I honestly feel that everything else can wait, or at least you shouldn't fret about them. Baby certainly does not need a bin full of funny toys awaiting him, he will probably like to play with whisks or bits of silk scarves and fabric, or if he is like my baby, yarn. Although all of the cutesy clothes for babies are very tempting, its a trap! They really do grow out of them before your eyes, best to stick to a few quality pieces for each few months. The more little clothes you have, the more laundry you will do, and the longer you will wait between loads (i.e. stinky loads of laundry). The baby food makers that have high price points do the same thing as a steam basket and a food processor, things you may already have in your kitchen, along with ice cube trays for storing and portioning fresh foods you've prepared.

As I mentioned earlier in this post, it seems that in the pursuit of "simplifying" parenthood with all sorts of baby themed products can actually make things a little more complicated then they need be. Of course I am also preaching to myself in this case, and remembering all of those little things I worried about and didn't need to. What are somethings that you bought or where given and really never used? Or what things would you really recomend to an expecting family?

Thanks for reading.


Friday Senses

Making : a comfy open cardigan for fall, with Quince & Co's lovely wool/silk blend, Tern. 

Seeing: Julian grow and grow and grow, too fast.

Smelling: coffee, always coffee. 

Tasting: home made coconut & almond granola. A whole wheat pizza 
with crispy kale from the garden, caramelized spanish onions, spicy sausage and pecorino. 

Hearing: all the Iron and Wine albums on repeat and this story on NPR about organic foods.

Feeing: Proud of friends who have just returned from doing humanitarian work,
 or are heading out soon. 

Loving:  All of Julian's new words, particularly when he says "choo choo".  

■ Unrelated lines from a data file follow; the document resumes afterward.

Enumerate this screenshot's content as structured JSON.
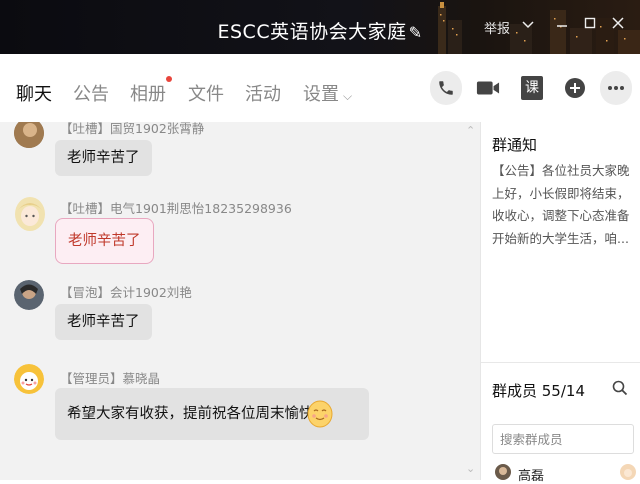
{
  "window": {
    "title": "ESCC英语协会大家庭",
    "title_icon": "pen-icon",
    "report_label": "举报",
    "controls": [
      "chevron-down-icon",
      "minimize-icon",
      "maximize-icon",
      "close-icon"
    ]
  },
  "tabs": [
    {
      "label": "聊天",
      "active": true
    },
    {
      "label": "公告",
      "active": false
    },
    {
      "label": "相册",
      "active": false,
      "badge": true
    },
    {
      "label": "文件",
      "active": false
    },
    {
      "label": "活动",
      "active": false
    },
    {
      "label": "设置",
      "active": false,
      "dropdown": true
    }
  ],
  "toolbar": {
    "call_icon": "phone-icon",
    "video_icon": "video-call-icon",
    "lesson_label": "课",
    "add_icon": "plus-icon",
    "more_icon": "more-icon"
  },
  "messages": [
    {
      "sender": "【吐槽】国贸1902张霄静",
      "text": "老师辛苦了"
    },
    {
      "sender": "【吐槽】电气1901荆思怡18235298936",
      "text": "老师辛苦了"
    },
    {
      "sender": "【冒泡】会计1902刘艳",
      "text": "老师辛苦了"
    },
    {
      "sender": "【管理员】慕晓晶",
      "text": "希望大家有收获，提前祝各位周末愉快!"
    }
  ],
  "side": {
    "notice_title": "群通知",
    "notice_tag": "【公告】",
    "notice_text": "各位社员大家晚上好，小长假即将结束，收收心，调整下心态准备开始新的大学生活，咱...",
    "members_label": "群成员 55/14",
    "search_placeholder": "搜索群成员",
    "first_member": "高磊"
  },
  "colors": {
    "titlebar": "#0b0b10",
    "chat_bg": "#f2f2f2",
    "bubble": "#e2e2e2",
    "pink_bubble_text": "#c0392b",
    "badge": "#e8453c"
  }
}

Reading: Culinary Intelligence by Peter Kaminski & vol.4 of Kinfolk Magazine

Praying : Direction for our family, wisdom for upcoming decisions. 

Thanks to Elise for the "Friday Senses" Idea.